The Centers for Medicare and Medicaid (CMS) recently announced that employers in the small group market that are currently still enrolled in Transitional Relief Plans (also known alternatively as Keep Your Plan, Grandmothered Plan, Pre-ACA Plan, etc.,) may keep their existing policies and plans for another year.
CMS stipulates that ultimately granting the extension is left to the discretion of state regulators and to the respective participating insurance carriers.

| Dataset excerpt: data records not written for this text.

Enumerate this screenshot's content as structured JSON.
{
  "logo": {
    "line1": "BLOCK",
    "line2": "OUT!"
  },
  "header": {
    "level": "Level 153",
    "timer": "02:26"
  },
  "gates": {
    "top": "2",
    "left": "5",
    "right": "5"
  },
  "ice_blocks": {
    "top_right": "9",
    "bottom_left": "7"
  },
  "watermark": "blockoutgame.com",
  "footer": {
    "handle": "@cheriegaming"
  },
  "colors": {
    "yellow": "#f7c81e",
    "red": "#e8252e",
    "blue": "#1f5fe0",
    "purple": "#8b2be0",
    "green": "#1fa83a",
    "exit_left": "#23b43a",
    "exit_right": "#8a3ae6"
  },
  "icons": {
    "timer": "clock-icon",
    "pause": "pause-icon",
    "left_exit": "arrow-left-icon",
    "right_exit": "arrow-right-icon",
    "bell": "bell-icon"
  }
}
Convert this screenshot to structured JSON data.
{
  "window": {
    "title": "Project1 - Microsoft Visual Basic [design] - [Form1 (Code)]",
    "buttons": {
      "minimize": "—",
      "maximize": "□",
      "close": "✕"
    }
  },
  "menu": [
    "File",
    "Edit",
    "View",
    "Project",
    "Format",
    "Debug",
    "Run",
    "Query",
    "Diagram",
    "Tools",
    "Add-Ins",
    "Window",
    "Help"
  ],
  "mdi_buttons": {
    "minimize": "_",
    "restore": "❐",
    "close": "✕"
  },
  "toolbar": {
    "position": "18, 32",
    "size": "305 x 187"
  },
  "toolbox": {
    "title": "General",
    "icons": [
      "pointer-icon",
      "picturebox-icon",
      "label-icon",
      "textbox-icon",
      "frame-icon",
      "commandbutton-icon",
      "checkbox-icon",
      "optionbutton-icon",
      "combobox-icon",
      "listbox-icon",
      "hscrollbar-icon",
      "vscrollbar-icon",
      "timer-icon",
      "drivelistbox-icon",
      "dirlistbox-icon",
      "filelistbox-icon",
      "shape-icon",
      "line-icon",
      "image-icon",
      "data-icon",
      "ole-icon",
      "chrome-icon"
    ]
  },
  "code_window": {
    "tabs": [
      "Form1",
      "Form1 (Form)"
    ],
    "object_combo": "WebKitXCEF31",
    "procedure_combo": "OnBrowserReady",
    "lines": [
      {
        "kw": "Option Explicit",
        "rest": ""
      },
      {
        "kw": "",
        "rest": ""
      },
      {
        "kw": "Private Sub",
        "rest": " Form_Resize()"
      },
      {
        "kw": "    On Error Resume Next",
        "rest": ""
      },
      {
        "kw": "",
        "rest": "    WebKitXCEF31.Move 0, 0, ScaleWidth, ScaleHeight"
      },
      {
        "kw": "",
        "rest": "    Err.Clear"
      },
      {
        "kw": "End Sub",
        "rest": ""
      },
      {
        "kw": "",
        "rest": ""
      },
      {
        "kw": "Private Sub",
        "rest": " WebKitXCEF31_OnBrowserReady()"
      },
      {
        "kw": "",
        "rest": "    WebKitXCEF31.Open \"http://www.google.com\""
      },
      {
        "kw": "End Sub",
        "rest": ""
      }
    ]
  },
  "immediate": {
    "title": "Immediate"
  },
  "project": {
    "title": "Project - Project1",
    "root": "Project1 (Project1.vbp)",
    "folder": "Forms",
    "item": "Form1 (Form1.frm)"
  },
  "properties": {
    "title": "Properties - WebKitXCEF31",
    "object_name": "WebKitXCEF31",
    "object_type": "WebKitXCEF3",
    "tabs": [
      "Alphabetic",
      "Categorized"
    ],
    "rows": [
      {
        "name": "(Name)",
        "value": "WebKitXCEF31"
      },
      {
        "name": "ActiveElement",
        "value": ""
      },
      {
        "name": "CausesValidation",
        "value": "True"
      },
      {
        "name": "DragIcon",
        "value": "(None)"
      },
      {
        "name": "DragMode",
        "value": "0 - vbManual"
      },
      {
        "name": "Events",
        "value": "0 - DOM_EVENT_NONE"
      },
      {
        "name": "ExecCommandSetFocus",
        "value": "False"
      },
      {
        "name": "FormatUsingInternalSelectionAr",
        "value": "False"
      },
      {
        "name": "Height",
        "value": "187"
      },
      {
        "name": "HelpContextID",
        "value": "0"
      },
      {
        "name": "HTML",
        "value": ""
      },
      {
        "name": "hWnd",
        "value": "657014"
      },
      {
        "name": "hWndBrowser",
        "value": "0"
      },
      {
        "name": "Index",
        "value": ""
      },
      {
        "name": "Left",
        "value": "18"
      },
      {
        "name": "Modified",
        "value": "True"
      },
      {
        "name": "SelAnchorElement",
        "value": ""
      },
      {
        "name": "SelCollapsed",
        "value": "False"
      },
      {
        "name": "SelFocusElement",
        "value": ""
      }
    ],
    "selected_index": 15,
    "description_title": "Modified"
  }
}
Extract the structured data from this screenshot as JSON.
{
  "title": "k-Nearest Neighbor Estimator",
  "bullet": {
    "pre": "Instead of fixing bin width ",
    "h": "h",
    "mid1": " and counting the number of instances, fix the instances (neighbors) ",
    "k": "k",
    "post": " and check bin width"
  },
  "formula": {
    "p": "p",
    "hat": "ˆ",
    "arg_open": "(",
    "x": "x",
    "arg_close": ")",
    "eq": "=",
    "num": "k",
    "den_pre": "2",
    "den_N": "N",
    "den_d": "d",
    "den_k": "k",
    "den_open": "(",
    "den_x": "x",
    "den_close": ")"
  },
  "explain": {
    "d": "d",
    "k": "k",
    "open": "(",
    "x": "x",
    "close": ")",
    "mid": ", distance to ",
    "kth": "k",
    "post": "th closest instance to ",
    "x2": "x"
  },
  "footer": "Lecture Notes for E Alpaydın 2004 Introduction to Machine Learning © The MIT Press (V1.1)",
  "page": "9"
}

Most — if not all – states and carriers are expected to grant the extensions and allow employers to keep the Transitional Relief Plans in place for another year.
The CMS announcement also noted that the Transitional Relief Plans will not be considered out of compliance.
This extension, first granted in 2014 and granted every year since, runs through December 31, 2019.
We’ll be following this closely with the insurance carriers and will keep all of our clients who currently have Transitional Relief Plans informed.
For more info click on the link below:
Read More >>>
- Tom Barrett
- April 20, 2018
- ACA, Centers for Medicare & Medicaid Services, CMS, coverage, deadline, employers, federal, healthcare, healthcare reform, insurance, Obamacare, ruling, states, Transitional Relief
- 0 Comments
In a CMS press release the Trump Administration announced yesterday, as expected, that beginning in 2019 individual states will have more control and greater flexibility in regulating the individual health insurance market and the Obamacare Marketplace (aka the Exchange). In a summary of the “final 2019 Payment Notice Rule” CMS highlighted provisions that were intended to increase flexibility, improve affordability, and decrease administrative burdens.
It’s likely that changes made at the individual state level will ultimately have some impact either directly or indirectly on employer sponsored health coverage, particularly the small group market. We will be monitoring this very closely for our clients and will report back, especially as we get closer to 2019 and more information becomes available.
In the meantime, here’s a sampling of the headlines and links to the respective articles following yesterday’s announcement by CMS:
Here’s a link to the CMS press release:
Read More >>>
- Tom Barrett
- April 10, 2018
- ACA, affordable care act, cost, costs, coverage, employees, employers, exchange, federal, health plans, healthcare, healthcare reform, insurance, mandate, medical, Obamacare, states
- 0 Comments
On March 5, 2018 the IRS announced in it’s IRS HSA Bulletin that the 2018 contribution limit for Health Savings Accounts (HSA) linked to family coverage is now $6,850 from the previously announced $6,900. For more information regarding these changes please see the attached IRS HSA Bulletin or linked SHRM article.
A month and change has now passed since the great splash of January’s big Amazon/Berkshire/Chase health venture announcement. It certainly was successful in disrupting the news cycle. The initially sky-high healthcare “Richter Scale” readings are returning to normal. And, it’s pretty safe to say that any substantive changes, major disruption, and any new normal that may be triggered by this venture on big healthcare (20% of the economy), other employers – big, small and in between, and everybody else are not on the immediate horizon.
Like the CVS/Aetna venture announced last December, real change is likely to be More Tortoise Than Hare.
A sampling of Warren Buffett’s comments in some of his recent interviews with Bloomberg, CNBC, and KHN may provide you with a little more insight and a glimpse of some of his expectations.
Here are a few sound bytes from recent Buffett interviews:
He said that the goal of the business is “better care, lower costs,”and, that it will “take time.”
“This is not easy. If it was easy, it would have been done.”
“It would be very easy I think to go in and shave off 3 or 4 percent just by negotiating power. We’re looking for something much bigger than that.”
He spoke of health-care spending taking up an increasing proportion of the U.S. economy, and a indicated that the goal of the venture is to “at least” halt that ascendant trend.
Buffett also stated that he hopes “we could find a way where perhaps better care could be delivered even at somewhat lesser cost.”
To read more go to Bloomberg: Buffett-Dimon Health Venture To Go Beyond Just Squeezing The Middlemen